We'll see whether the friendship can survive the intensity of the playoffs. Coming in, Anthony had to joke, "That's my man, but I don't know him this week."

First, he might want to get reacquainted with his teammates in crunch time. Although Bryant ran off 15 points in the final seven minutes of Game 1, Anthony didn't get a shot in the final two minutes.

"You're damn right I wanted the ball," he said. "I don't want to go into why I didn't get the ball or anything like that."

He didn't come close to calling out his coach the way Dwight Howard did with Stan Van Gundy.

But ask Bryant whether he'd like a guy such as Billups to handle some of the late-game duties. It was all on Kobe in the fourth quarter. He came through, but at a great toll of energy. He even played the entire fourth quarter instead of sitting out the first few minutes as Lakers coach Phil Jackson prefers.

The Lakers' inefficiency could be costing them. They should have disposed of the Rockets in five games but saw that series stretch out to seven, and now L.A. is stuck in an every-other-day schedule for the next week.

Bryant, who never admits to fatigue, excused himself from a chat with a couple of reporters on Wednesday, saying, "I've got to go home and get some sleep." Lamar Odom sent out a postpractice Twitter update that read, "Not gonna lie, I'm a little tired right now."

Game 2 should be every bit as tough in a series that could go seven games. Hopefully. We won't get tired of watching Kobe Bryant and Carmelo Anthony share the stage.

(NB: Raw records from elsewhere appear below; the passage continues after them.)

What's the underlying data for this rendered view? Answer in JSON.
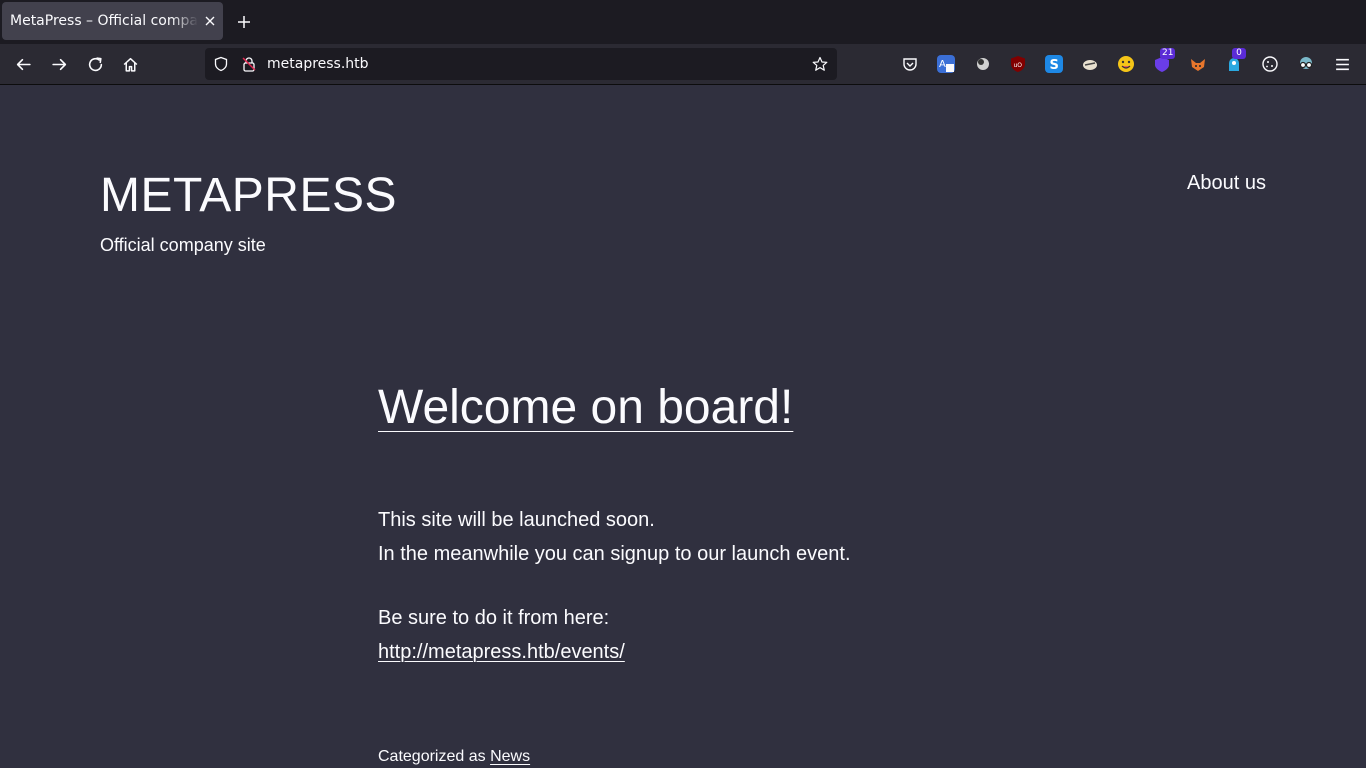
{
  "browser": {
    "tab_title": "MetaPress – Official company site",
    "url": "metapress.htb",
    "icons": {
      "back": "back-arrow-icon",
      "forward": "forward-arrow-icon",
      "reload": "reload-icon",
      "home": "home-icon",
      "tracking": "shield-icon",
      "insecure": "insecure-lock-icon",
      "bookmark": "star-icon",
      "menu": "hamburger-menu-icon"
    },
    "extensions": [
      {
        "name": "pocket-icon"
      },
      {
        "name": "translate-icon"
      },
      {
        "name": "extension-ball-icon"
      },
      {
        "name": "ublock-origin-icon"
      },
      {
        "name": "extension-s-icon"
      },
      {
        "name": "extension-bug-icon"
      },
      {
        "name": "extension-face-icon"
      },
      {
        "name": "extension-shield-icon",
        "badge": "21"
      },
      {
        "name": "extension-fox-icon"
      },
      {
        "name": "extension-blue-icon",
        "badge": "0"
      },
      {
        "name": "cookie-icon"
      },
      {
        "name": "extension-glasses-icon"
      }
    ]
  },
  "site": {
    "title": "METAPRESS",
    "tagline": "Official company site",
    "nav": [
      {
        "label": "About us"
      }
    ]
  },
  "post": {
    "title": "Welcome on board!",
    "lines": [
      "This site will be launched soon.",
      "In the meanwhile you can signup to our launch event.",
      "Be sure to do it from here:"
    ],
    "link": "http://metapress.htb/events/",
    "category_prefix": "Categorized as",
    "category": "News"
  },
  "colors": {
    "page_background": "#30303f",
    "text": "#fbfbfe",
    "chrome_dark": "#1c1b22",
    "chrome_mid": "#2b2a33",
    "tab_active": "#42414d"
  }
}
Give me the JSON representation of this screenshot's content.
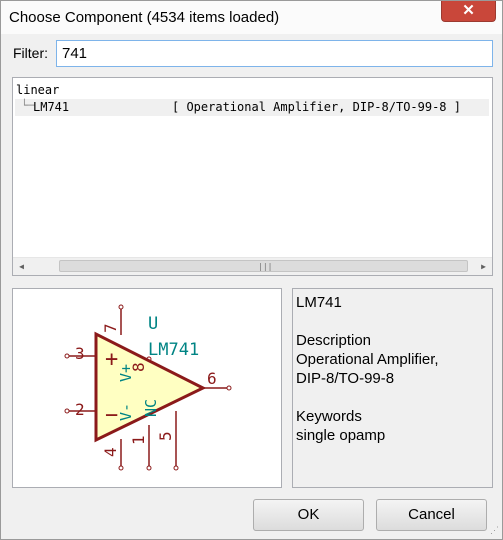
{
  "window": {
    "title": "Choose Component (4534 items loaded)",
    "close_icon": "✕"
  },
  "filter": {
    "label": "Filter:",
    "value": "741"
  },
  "tree": {
    "library": "linear",
    "items": [
      {
        "name": "LM741",
        "description": "[ Operational Amplifier, DIP-8/TO-99-8 ]"
      }
    ]
  },
  "scrollbar": {
    "left_icon": "◀",
    "right_icon": "▶",
    "grip_icon": "|||"
  },
  "symbol": {
    "ref": "U",
    "value": "LM741",
    "pins": {
      "p1": "1",
      "p2": "2",
      "p3": "3",
      "p4": "4",
      "p5": "5",
      "p6": "6",
      "p7": "7",
      "p8": "8"
    },
    "pin_names": {
      "vplus": "V+",
      "vminus": "V-",
      "nc": "NC",
      "plus": "+",
      "minus": "−"
    },
    "colors": {
      "body": "#8b1a1a",
      "fill": "#ffffc2",
      "text": "#008484"
    }
  },
  "info": {
    "name": "LM741",
    "description_heading": "Description",
    "description_line1": "Operational Amplifier,",
    "description_line2": "DIP-8/TO-99-8",
    "keywords_heading": "Keywords",
    "keywords": "single opamp"
  },
  "buttons": {
    "ok": "OK",
    "cancel": "Cancel"
  }
}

J.A. Adande is an ESPN.com senior writer and the author of "The Best Los Angeles Sports Arguments." Click here to e-mail J.A.